They guy also got a Purple Heart, four Silver Stars, as well as bravery medals from France and Italy. Oh, and he lived until 1957 so he had plenty of years to reflect upon his own awesomeness.
Douglas Munro is the only member of the US Coast Guard to have received the Medal of Honor. Born in Vancouver, British Columbia, his family relocated to Vancouver, Washington when Douglas was an infant, possibly because his father was a big fan of Vancouvers. Douglas enlisted in the Coast Guard, but found himself Officer-in-Charge when a fleet of Japanese boats had an entire battalion of Marines pinned at Point Cruz, Guadalcanal in September of 1942.
Douglas led the evacuation of 500 Marines, directing his craft between the beachhead and the Japanese guns as a diversion to draw the fire away from the evacuees. This cost Douglas his life, but seriously… 500 Marines? Not surprisingly, the new Coast Guard headquarters was renamed (just this year) the Douglas A. Munro Coast Guard Headquarters Building.
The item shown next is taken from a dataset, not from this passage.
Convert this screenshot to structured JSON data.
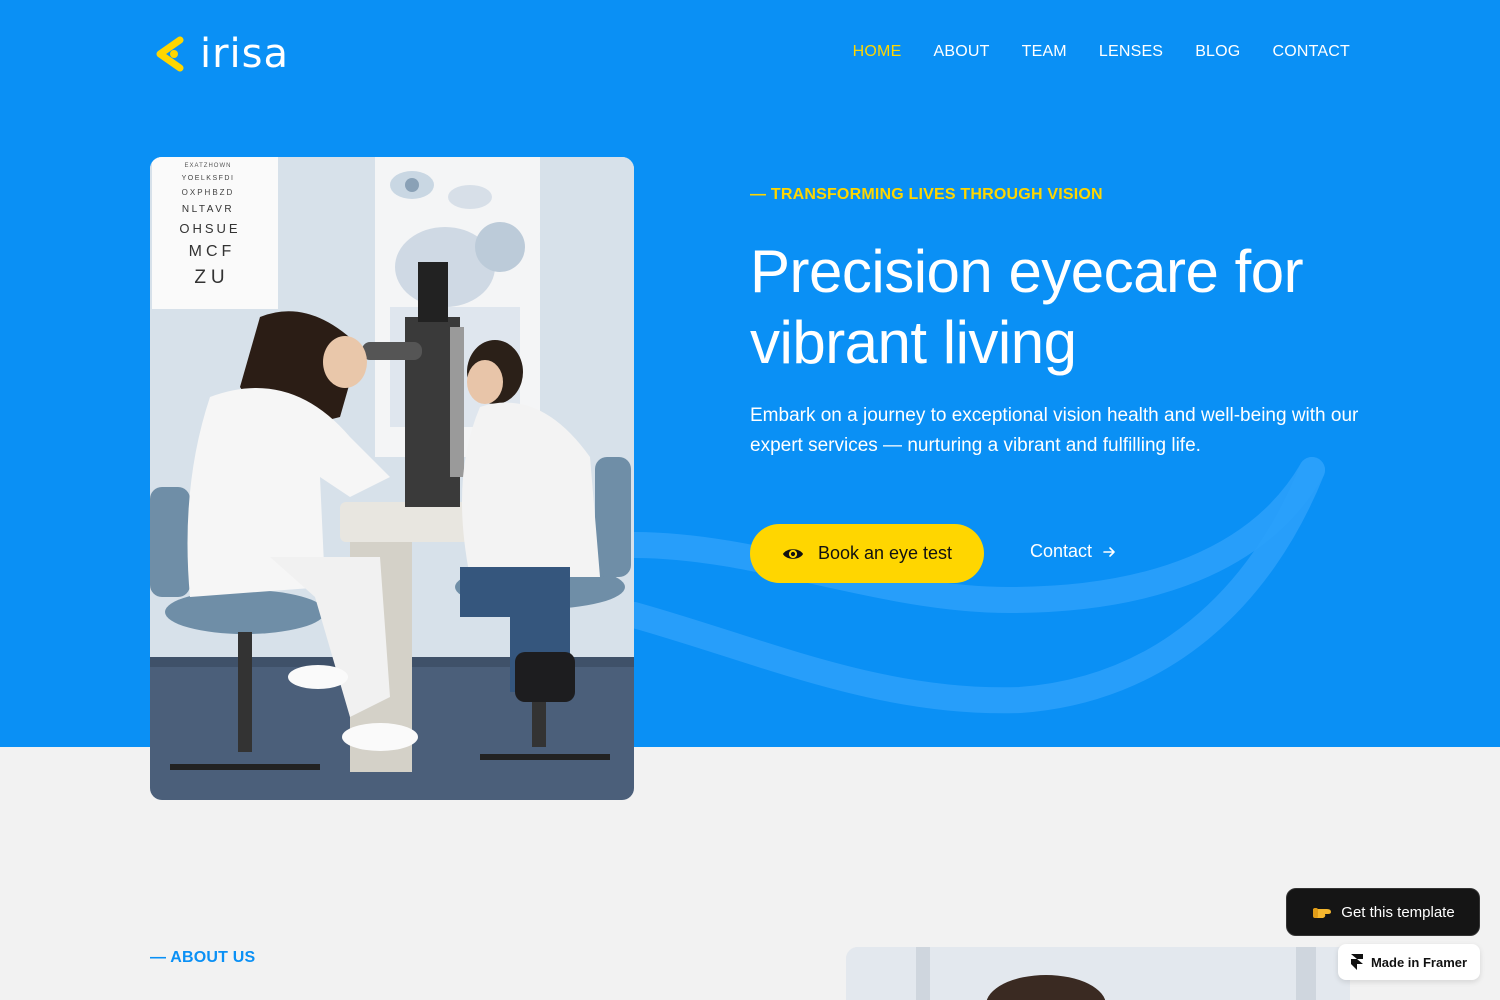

Over 3400 men have been awarded the Medal of Honor. Number of women… one. This is Mary Edwards Walker, a woman who rightfully has had at least five buildings and a US Liberty ship named after her. Mary was a doctor from Oswego, New York, in a time when few women were achieving such lofty career goals. She joined up with the Union Army when the Civil War broke out, volunteering as a surgeon. She crossed enemy lines to treat some wounded civilians and wound up arrested by the Confederate Army as a spy.
She spent a few months locked up, but was released in August of 1864 as part of a prisoner exchange. She remains not only the lone female recipient of the Medal of Honor, but one of only eight civilians with such bragging rights. After the war, Mary continued to raise the bar of excellence as a writer and lecturer, pushing such far-flung ideas as health care, women’s rights and temperance. Okay, nobody’s perfect – she may have pushed for Prohibition, but she is also seen as a key player in the decades-long fight to grant women the right to vote. Unfortunately she died about a year before that would happen.
So many names deserve a mention here – I feel bad that I can only squeeze six into today’s kilograph. But on behalf of those of us who will be spending this day doing stuff far less noble and heroic (and notably less mobile, most likely), I offer a salute of thanks and respect. It’s good to be reminded that such greatness can exist within the pages of humanity.